Whenever a line of the data below holds the string "updated", copy that line.

App and web page records:
##############################

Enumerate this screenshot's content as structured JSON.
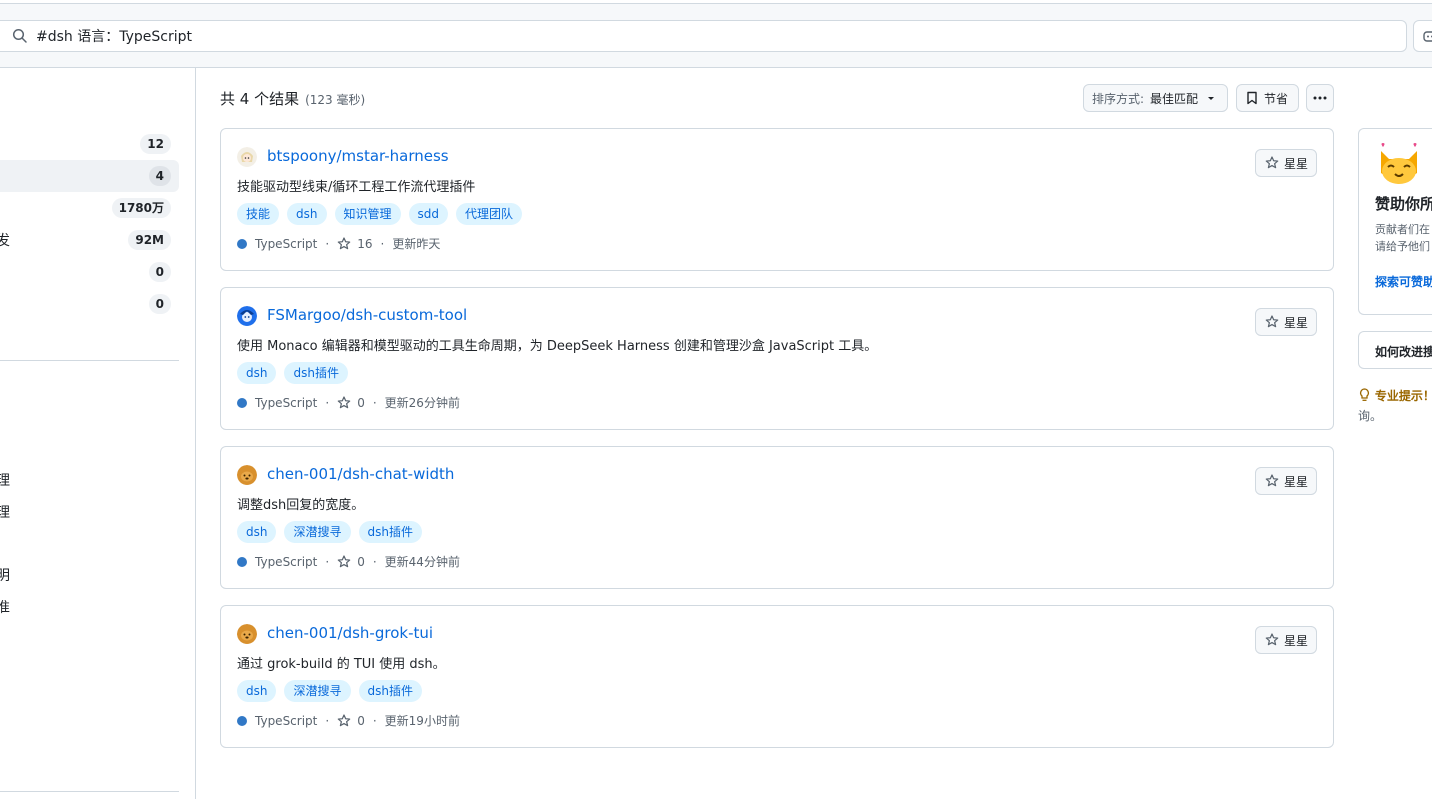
{
  "search": {
    "query": "#dsh 语言：TypeScript"
  },
  "sidebar": {
    "filters": [
      {
        "lead": "",
        "count": "12",
        "selected": false
      },
      {
        "lead": "",
        "count": "4",
        "selected": true
      },
      {
        "lead": "",
        "count": "1780万",
        "selected": false
      },
      {
        "lead": "发",
        "count": "92M",
        "selected": false
      },
      {
        "lead": "",
        "count": "0",
        "selected": false
      },
      {
        "lead": "",
        "count": "0",
        "selected": false
      }
    ],
    "fragments": [
      "理",
      "理",
      "明",
      "准"
    ]
  },
  "results": {
    "summary": "共 4 个结果",
    "time": "(123 毫秒)",
    "sort_label": "排序方式:",
    "sort_value": "最佳匹配",
    "save_label": "节省"
  },
  "repos": [
    {
      "name": "btspoony/mstar-harness",
      "description": "技能驱动型线束/循环工程工作流代理插件",
      "topics": [
        "技能",
        "dsh",
        "知识管理",
        "sdd",
        "代理团队"
      ],
      "language": "TypeScript",
      "stars": "16",
      "updated": "更新昨天",
      "star_label": "星星"
    },
    {
      "name": "FSMargoo/dsh-custom-tool",
      "description": "使用 Monaco 编辑器和模型驱动的工具生命周期，为 DeepSeek Harness 创建和管理沙盒 JavaScript 工具。",
      "topics": [
        "dsh",
        "dsh插件"
      ],
      "language": "TypeScript",
      "stars": "0",
      "updated": "更新26分钟前",
      "star_label": "星星"
    },
    {
      "name": "chen-001/dsh-chat-width",
      "description": "调整dsh回复的宽度。",
      "topics": [
        "dsh",
        "深潜搜寻",
        "dsh插件"
      ],
      "language": "TypeScript",
      "stars": "0",
      "updated": "更新44分钟前",
      "star_label": "星星"
    },
    {
      "name": "chen-001/dsh-grok-tui",
      "description": "通过 grok-build 的 TUI 使用 dsh。",
      "topics": [
        "dsh",
        "深潜搜寻",
        "dsh插件"
      ],
      "language": "TypeScript",
      "stars": "0",
      "updated": "更新19小时前",
      "star_label": "星星"
    }
  ],
  "right": {
    "sponsor_title": "赞助你所",
    "sponsor_line1": "贡献者们在",
    "sponsor_line2": "请给予他们",
    "sponsor_link": "探索可赞助",
    "improve": "如何改进搜",
    "protip_label": "专业提示！",
    "protip_cont": "询。"
  },
  "colors": {
    "accent": "#0969da",
    "typescript": "#3178c6",
    "topic_bg": "#ddf4ff"
  }
}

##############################

▶ [EXERCISE SOLUTION]
      "updated": "更新昨天",
      "updated": "更新26分钟前",
      "updated": "更新44分钟前",
      "updated": "更新19小时前",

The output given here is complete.